In a further comment provided by Jon he explained that the early faintness of SN 2009ip might be explained by shells of material ejected in previous outbursts obscuring the light from the supernova. Much remains to be learned about the event, since it hasn't been monitored for along, as they point out in the paper:
"At the time of writing, this supernova event is just beginning, so we do not know the detailed nature of the supernova event or how bright it will become."
These results for SN 2009ip are one of many exciting results obtained over the last few years in supernova studies, including the discovery of SN 2006gy, another Type IIn event and for a time the most luminous supernova known. In their paper, Nathan Smith and co-authors, including Alex Filippenko, argued that SN 2006gy may have been a "pair instability supernova", where the core of the massive progenitor star produces so much gamma ray radiation that some of the energy from the radiation is converted into particle and anti-particle pairs. The resulting drop in energy causes the star to collapse under its own huge gravity. After this violent collapse, runaway thermonuclear reactions ensue and the star is obliterated, spewing the remains into space. This is a different type of event from most supernovas, which usually occur when massive stars exhaust their fuel and collapse under their own gravity, followed by an explosion.

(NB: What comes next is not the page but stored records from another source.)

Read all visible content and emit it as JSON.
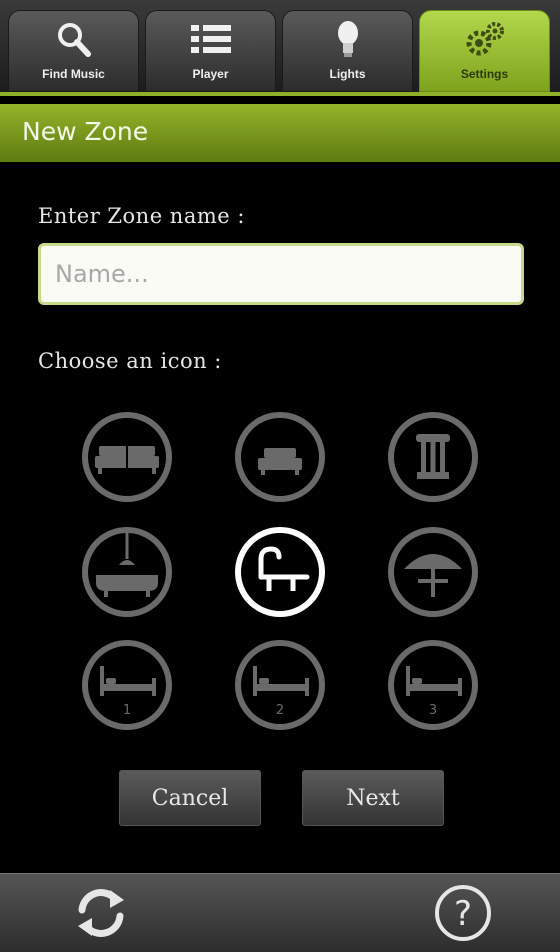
{
  "tabs": [
    {
      "label": "Find Music",
      "icon": "search-icon",
      "active": false
    },
    {
      "label": "Player",
      "icon": "list-icon",
      "active": false
    },
    {
      "label": "Lights",
      "icon": "lightbulb-icon",
      "active": false
    },
    {
      "label": "Settings",
      "icon": "gears-icon",
      "active": true
    }
  ],
  "title": "New Zone",
  "form": {
    "zone_label": "Enter Zone name :",
    "name_placeholder": "Name...",
    "name_value": "",
    "icon_label": "Choose an icon :"
  },
  "icons": [
    {
      "name": "sofa-icon",
      "selected": false
    },
    {
      "name": "armchair-icon",
      "selected": false
    },
    {
      "name": "column-icon",
      "selected": false
    },
    {
      "name": "bathtub-icon",
      "selected": false
    },
    {
      "name": "pool-icon",
      "selected": true
    },
    {
      "name": "parasol-icon",
      "selected": false
    },
    {
      "name": "bedroom-1-icon",
      "number": "1",
      "selected": false
    },
    {
      "name": "bedroom-2-icon",
      "number": "2",
      "selected": false
    },
    {
      "name": "bedroom-3-icon",
      "number": "3",
      "selected": false
    }
  ],
  "buttons": {
    "cancel": "Cancel",
    "next": "Next"
  },
  "bottom": {
    "left_icon": "refresh-icon",
    "right_icon": "help-icon"
  },
  "colors": {
    "accent": "#8fb12a",
    "selected_ring": "#ffffff",
    "ring": "#6a6a6a"
  }
}
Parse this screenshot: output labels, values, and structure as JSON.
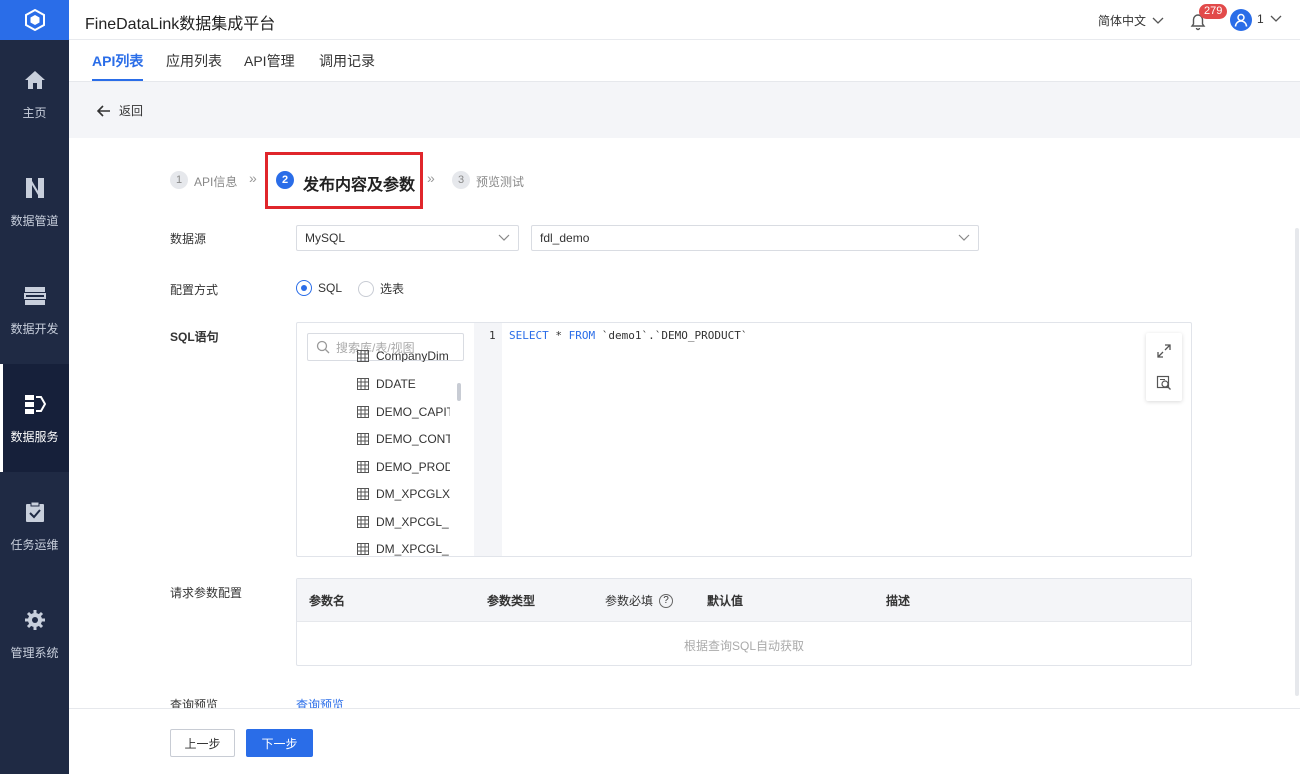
{
  "app": {
    "title": "FineDataLink数据集成平台"
  },
  "header": {
    "language": "简体中文",
    "notification_count": "279",
    "user": "1"
  },
  "sidebar": {
    "items": [
      {
        "label": "主页",
        "icon": "home-icon"
      },
      {
        "label": "数据管道",
        "icon": "pipeline-icon"
      },
      {
        "label": "数据开发",
        "icon": "dev-icon"
      },
      {
        "label": "数据服务",
        "icon": "data-service-icon",
        "active": true
      },
      {
        "label": "任务运维",
        "icon": "task-ops-icon"
      },
      {
        "label": "管理系统",
        "icon": "gear-icon"
      }
    ]
  },
  "tabs": [
    {
      "label": "API列表",
      "active": true
    },
    {
      "label": "应用列表"
    },
    {
      "label": "API管理"
    },
    {
      "label": "调用记录"
    }
  ],
  "back": {
    "label": "返回"
  },
  "steps": [
    {
      "num": "1",
      "label": "API信息"
    },
    {
      "num": "2",
      "label": "发布内容及参数",
      "active": true
    },
    {
      "num": "3",
      "label": "预览测试"
    }
  ],
  "form": {
    "datasource_label": "数据源",
    "datasource_type": "MySQL",
    "datasource_name": "fdl_demo",
    "config_label": "配置方式",
    "config_options": [
      {
        "label": "SQL",
        "checked": true
      },
      {
        "label": "选表",
        "checked": false
      }
    ],
    "sql_label": "SQL语句",
    "tree_search_placeholder": "搜索库/表/视图",
    "tree_items": [
      "CompanyDim",
      "DDATE",
      "DEMO_CAPITAL",
      "DEMO_CONTRACT",
      "DEMO_PRODUCT",
      "DM_XPCGLX",
      "DM_XPCGL_",
      "DM_XPCGL_"
    ],
    "sql_line_no": "1",
    "sql_code": {
      "kw1": "SELECT",
      "mid": " * ",
      "kw2": "FROM",
      "rest": " `demo1`.`DEMO_PRODUCT`"
    },
    "params_label": "请求参数配置",
    "params_columns": [
      "参数名",
      "参数类型",
      "参数必填",
      "默认值",
      "描述"
    ],
    "params_empty": "根据查询SQL自动获取",
    "preview_label": "查询预览",
    "preview_link": "查询预览"
  },
  "footer": {
    "prev": "上一步",
    "next": "下一步"
  },
  "colors": {
    "sidebar_bg": "#1f2a44",
    "accent": "#2a6de8",
    "highlight": "#e0262b"
  }
}
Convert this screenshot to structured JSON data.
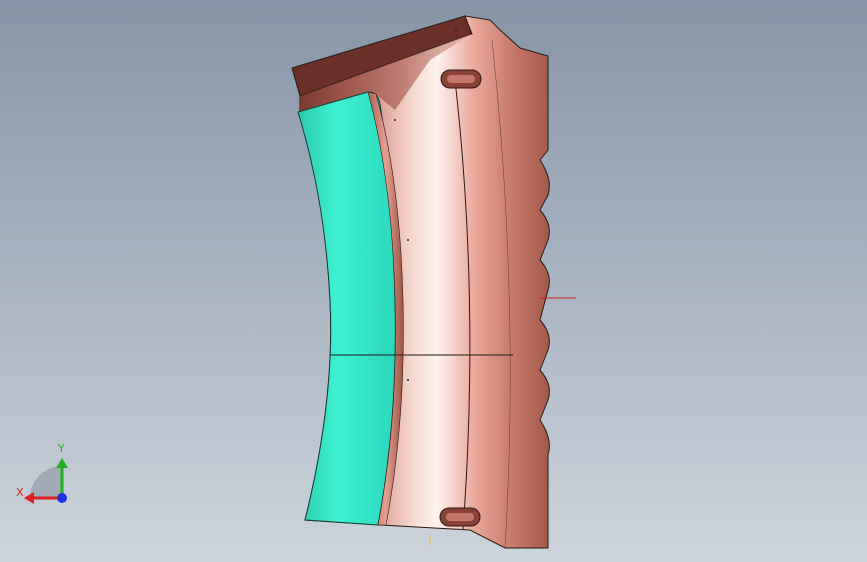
{
  "viewport": {
    "background_top": "#8794a7",
    "background_bottom": "#cdd4dc"
  },
  "model": {
    "body_color": "#d4897a",
    "highlight_color": "#fbe8e0",
    "face_color": "#33e6c8",
    "edge_color": "#2a1a16"
  },
  "triad": {
    "x_label": "X",
    "y_label": "Y",
    "x_color": "#e02020",
    "y_color": "#20b020",
    "z_color": "#2030e0"
  }
}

An illustration explaining the pair instability trigger for a supernova. Credit: NASA/CXC/M.Weiss
A pair instability supernova is a spectacular way for a star to end its life, as they should be the most powerful thermonuclear explosions in the universe, if they exist. One reason they're important is that all of the elements produced inside the massive star are blasted into space, available later to form into stars and planets. If a black hole forms in the collapse, some or all of this material is locked up forever.

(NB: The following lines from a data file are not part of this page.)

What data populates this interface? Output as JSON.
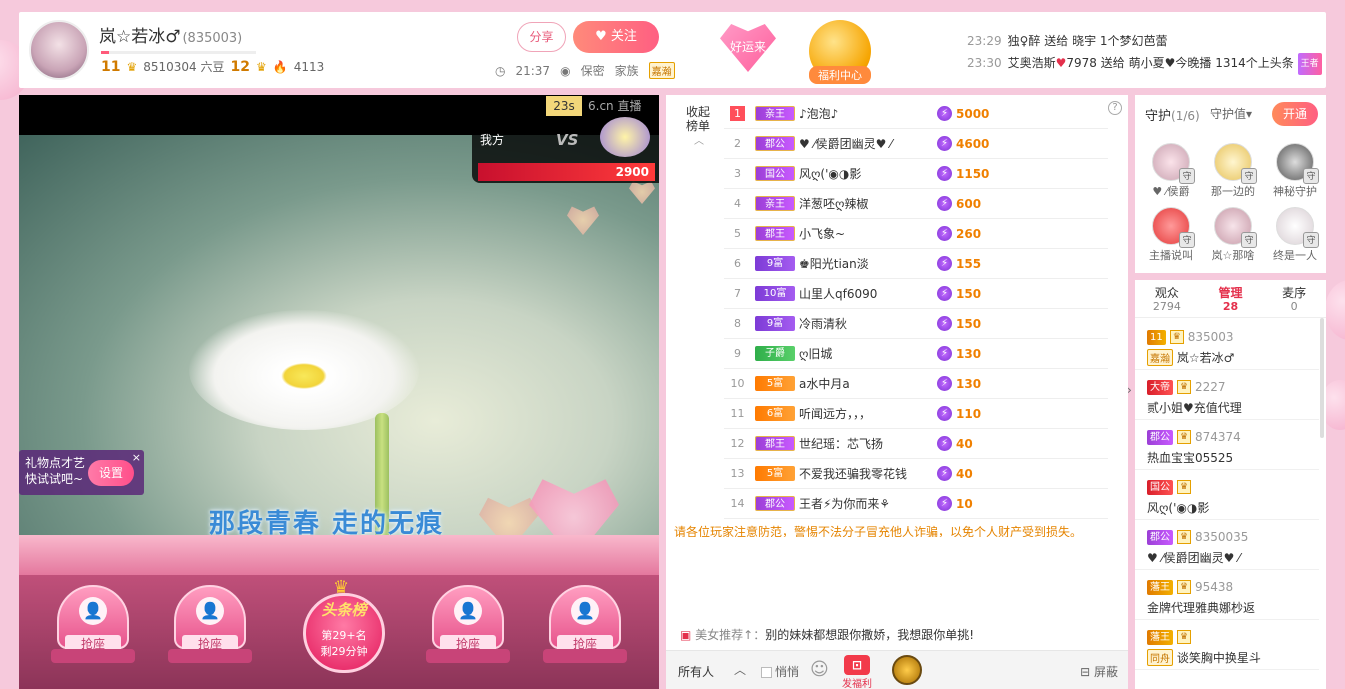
{
  "header": {
    "anchor_name": "岚☆若冰♂",
    "room_id": "(835003)",
    "level": "11",
    "beans": "8510304 六豆",
    "wealth_level": "12",
    "popularity": "4113",
    "share_label": "分享",
    "follow_label": "关注",
    "time": "21:37",
    "location": "保密",
    "family_label": "家族",
    "family_tag": "嘉瀚",
    "luck_label": "好运来",
    "welfare_label": "福利中心"
  },
  "gift_feed": [
    {
      "time": "23:29",
      "sender": "独♀醉",
      "action": "送给",
      "receiver": "晓宇",
      "gift": "1个梦幻芭蕾"
    },
    {
      "time": "23:30",
      "sender": "艾奥浩斯",
      "num": "7978",
      "action": "送给",
      "receiver": "萌小夏♥今晚播",
      "gift": "1314个上头条",
      "tag": "王者"
    }
  ],
  "video": {
    "pk_timer": "23s",
    "pk_logo": "6.cn 直播",
    "pk_us": "我方",
    "pk_vs": "VS",
    "pk_score": "2900",
    "lyric": "那段青春  走的无痕",
    "gift_tip_line1": "礼物点才艺",
    "gift_tip_line2": "快试试吧~",
    "gift_tip_set": "设置",
    "gift_tip_close": "×",
    "seat_label": "抢座",
    "headline_title": "头条榜",
    "headline_rank": "第29+名",
    "headline_left": "剩29分钟"
  },
  "rank": {
    "toggle": "收起榜单",
    "help": "?",
    "rows": [
      {
        "no": "1",
        "tag": "亲王",
        "tag_style": "purple",
        "name": "♪泡泡♪",
        "value": "5000"
      },
      {
        "no": "2",
        "tag": "郡公",
        "tag_style": "purple",
        "name": "♥ ⁄侯爵团幽灵♥ ⁄",
        "value": "4600"
      },
      {
        "no": "3",
        "tag": "国公",
        "tag_style": "purple",
        "name": "风ღ('◉◑影",
        "value": "1150"
      },
      {
        "no": "4",
        "tag": "亲王",
        "tag_style": "purple",
        "name": "洋葱呸ღ辣椒",
        "value": "600"
      },
      {
        "no": "5",
        "tag": "郡王",
        "tag_style": "purple",
        "name": "小飞象~",
        "value": "260"
      },
      {
        "no": "6",
        "tag": "9富",
        "tag_style": "violet",
        "name": "♚阳光tian淡",
        "value": "155"
      },
      {
        "no": "7",
        "tag": "10富",
        "tag_style": "violet",
        "name": "山里人qf6090",
        "value": "150"
      },
      {
        "no": "8",
        "tag": "9富",
        "tag_style": "violet",
        "name": "冷雨清秋",
        "value": "150"
      },
      {
        "no": "9",
        "tag": "子爵",
        "tag_style": "green",
        "name": "ღ旧城",
        "value": "130"
      },
      {
        "no": "10",
        "tag": "5富",
        "tag_style": "orange",
        "name": "a水中月a",
        "value": "130"
      },
      {
        "no": "11",
        "tag": "6富",
        "tag_style": "orange",
        "name": "听闻远方，，，",
        "value": "110"
      },
      {
        "no": "12",
        "tag": "郡王",
        "tag_style": "purple",
        "name": "世纪瑶：芯飞扬",
        "value": "40"
      },
      {
        "no": "13",
        "tag": "5富",
        "tag_style": "orange",
        "name": "不爱我还骗我零花钱",
        "value": "40"
      },
      {
        "no": "14",
        "tag": "郡公",
        "tag_style": "purple",
        "name": "王者⚡为你而来⚘",
        "value": "10"
      }
    ]
  },
  "chat": {
    "top_notice": "请各位玩家注意防范，警惕不法分子冒充他人诈骗，以免个人财产受到损失。",
    "recommend_src": "美女推荐↑：",
    "recommend_text": "别的妹妹都想跟你撒娇，我想跟你单挑!",
    "target": "所有人",
    "quiet": "悄悄",
    "welfare": "发福利",
    "screen": "屏蔽"
  },
  "guard": {
    "title": "守护",
    "count": "(1/6)",
    "value_label": "守护值",
    "open_label": "开通",
    "items": [
      {
        "name": "♥ ⁄侯爵",
        "shield": "守"
      },
      {
        "name": "那一边的",
        "shield": "守"
      },
      {
        "name": "神秘守护",
        "shield": "守"
      },
      {
        "name": "主播说叫",
        "shield": "守"
      },
      {
        "name": "岚☆那啥",
        "shield": "守"
      },
      {
        "name": "终是一人",
        "shield": "守"
      }
    ]
  },
  "users": {
    "tabs": [
      {
        "label": "观众",
        "num": "2794"
      },
      {
        "label": "管理",
        "num": "28"
      },
      {
        "label": "麦序",
        "num": "0"
      }
    ],
    "rows": [
      {
        "badge": "11",
        "badge_style": "gold",
        "id": "835003",
        "sub_badge": "嘉瀚",
        "name": "岚☆若冰♂"
      },
      {
        "badge": "大帝",
        "badge_style": "red",
        "id": "2227",
        "name": "贰小姐♥充值代理"
      },
      {
        "badge": "郡公",
        "badge_style": "purple",
        "id": "874374",
        "name": "热血宝宝05525"
      },
      {
        "badge": "国公",
        "badge_style": "red",
        "id": "",
        "name": "风ღ('◉◑影"
      },
      {
        "badge": "郡公",
        "badge_style": "purple",
        "id": "8350035",
        "name": "♥ ⁄侯爵团幽灵♥ ⁄"
      },
      {
        "badge": "藩王",
        "badge_style": "gold",
        "id": "95438",
        "name": "金牌代理雅典娜杪返"
      },
      {
        "badge": "藩王",
        "badge_style": "gold",
        "id": "",
        "sub_badge": "同舟",
        "name": "谈笑胸中换星斗"
      }
    ]
  }
}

The idea of a pair instability supernova for SN 2006gy is testable, because it made specific predictions about how the light curve would behave over several years, based on the radioactive decay of nickel and cobalt.  Further studies showed that the light curve was not dropping at the predicted rate, which means that the pair instability model probably does not apply.

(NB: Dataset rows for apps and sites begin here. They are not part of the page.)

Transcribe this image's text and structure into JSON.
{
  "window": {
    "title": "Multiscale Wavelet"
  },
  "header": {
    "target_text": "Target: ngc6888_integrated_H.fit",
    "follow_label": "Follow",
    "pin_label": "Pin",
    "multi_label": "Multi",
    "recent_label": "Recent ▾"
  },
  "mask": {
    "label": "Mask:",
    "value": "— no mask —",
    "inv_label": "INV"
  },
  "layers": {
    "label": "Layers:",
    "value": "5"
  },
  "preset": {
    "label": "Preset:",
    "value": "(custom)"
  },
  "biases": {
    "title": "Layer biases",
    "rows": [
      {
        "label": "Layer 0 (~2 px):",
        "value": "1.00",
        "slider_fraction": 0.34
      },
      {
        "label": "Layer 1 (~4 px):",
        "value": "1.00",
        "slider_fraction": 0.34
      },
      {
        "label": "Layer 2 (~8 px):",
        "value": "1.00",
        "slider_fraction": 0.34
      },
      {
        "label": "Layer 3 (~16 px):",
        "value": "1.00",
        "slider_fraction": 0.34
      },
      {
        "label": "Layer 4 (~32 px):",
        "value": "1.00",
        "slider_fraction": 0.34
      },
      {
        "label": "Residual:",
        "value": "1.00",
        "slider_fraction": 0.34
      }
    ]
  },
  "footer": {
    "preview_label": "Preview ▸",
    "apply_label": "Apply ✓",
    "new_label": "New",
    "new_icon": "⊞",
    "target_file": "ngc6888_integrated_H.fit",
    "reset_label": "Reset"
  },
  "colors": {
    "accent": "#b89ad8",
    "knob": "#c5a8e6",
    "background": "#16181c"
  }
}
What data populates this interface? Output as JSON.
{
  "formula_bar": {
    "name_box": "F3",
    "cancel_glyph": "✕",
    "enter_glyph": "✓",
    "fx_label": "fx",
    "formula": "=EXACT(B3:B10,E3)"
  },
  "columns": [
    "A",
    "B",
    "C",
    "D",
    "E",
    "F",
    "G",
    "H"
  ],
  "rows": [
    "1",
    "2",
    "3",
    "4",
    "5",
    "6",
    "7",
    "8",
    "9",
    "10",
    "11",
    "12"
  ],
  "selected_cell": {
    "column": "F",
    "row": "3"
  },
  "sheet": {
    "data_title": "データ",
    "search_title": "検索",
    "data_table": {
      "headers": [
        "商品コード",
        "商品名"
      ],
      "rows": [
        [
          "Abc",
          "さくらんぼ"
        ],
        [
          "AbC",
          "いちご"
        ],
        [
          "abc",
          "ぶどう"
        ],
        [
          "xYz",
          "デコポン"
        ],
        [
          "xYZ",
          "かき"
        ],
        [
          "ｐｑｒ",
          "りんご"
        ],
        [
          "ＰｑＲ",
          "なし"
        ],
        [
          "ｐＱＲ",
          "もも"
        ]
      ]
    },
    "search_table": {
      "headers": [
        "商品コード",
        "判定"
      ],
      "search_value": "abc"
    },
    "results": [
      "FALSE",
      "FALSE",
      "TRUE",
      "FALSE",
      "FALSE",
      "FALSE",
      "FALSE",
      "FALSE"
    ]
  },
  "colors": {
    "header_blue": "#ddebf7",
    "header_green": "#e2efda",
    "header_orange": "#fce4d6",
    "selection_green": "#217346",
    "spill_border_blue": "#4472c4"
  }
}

Another supernova, SN 2007bi, has been claimed to be a good candidate for a pair instability supernova, by a team that includes Alex Filippenko as a co-author. However, other models have been suggested by different groups, including a core-collapse model and a model for a strongly magnetic neutron star, so the idea that SN 2007bi was a pair instability supernova is not without controversy.

How is this discussion relevant for SN 2009ip? The authors are not arguing that this supernova was a pair instability event, but they do consider the possibility that the outbursts seen in 2009 and 2010 were driven by the pulsational pair instability. This is triggered by the same pair instability that should lead to a bright supernova, but the explosion isn't powerful enough to tear the star apart and only the outer part is ejected. The mass of the destroyed star is close to that predicted by theory for the range where the pulsational pair instability should cause pre-supernova outbursts.

I am looking forward to hearing about what SN 2009ip does next and to future supernova discoveries.


(*) A Type IIn supernova is caused by the collapse of a massive star. The "II" means that hydrogen was seen in the spectrum and the "n" means that narrow emission lines from hydrogen are present, often indicating that debris from the explosion is interacting strongly with material surrounding the destroyed star.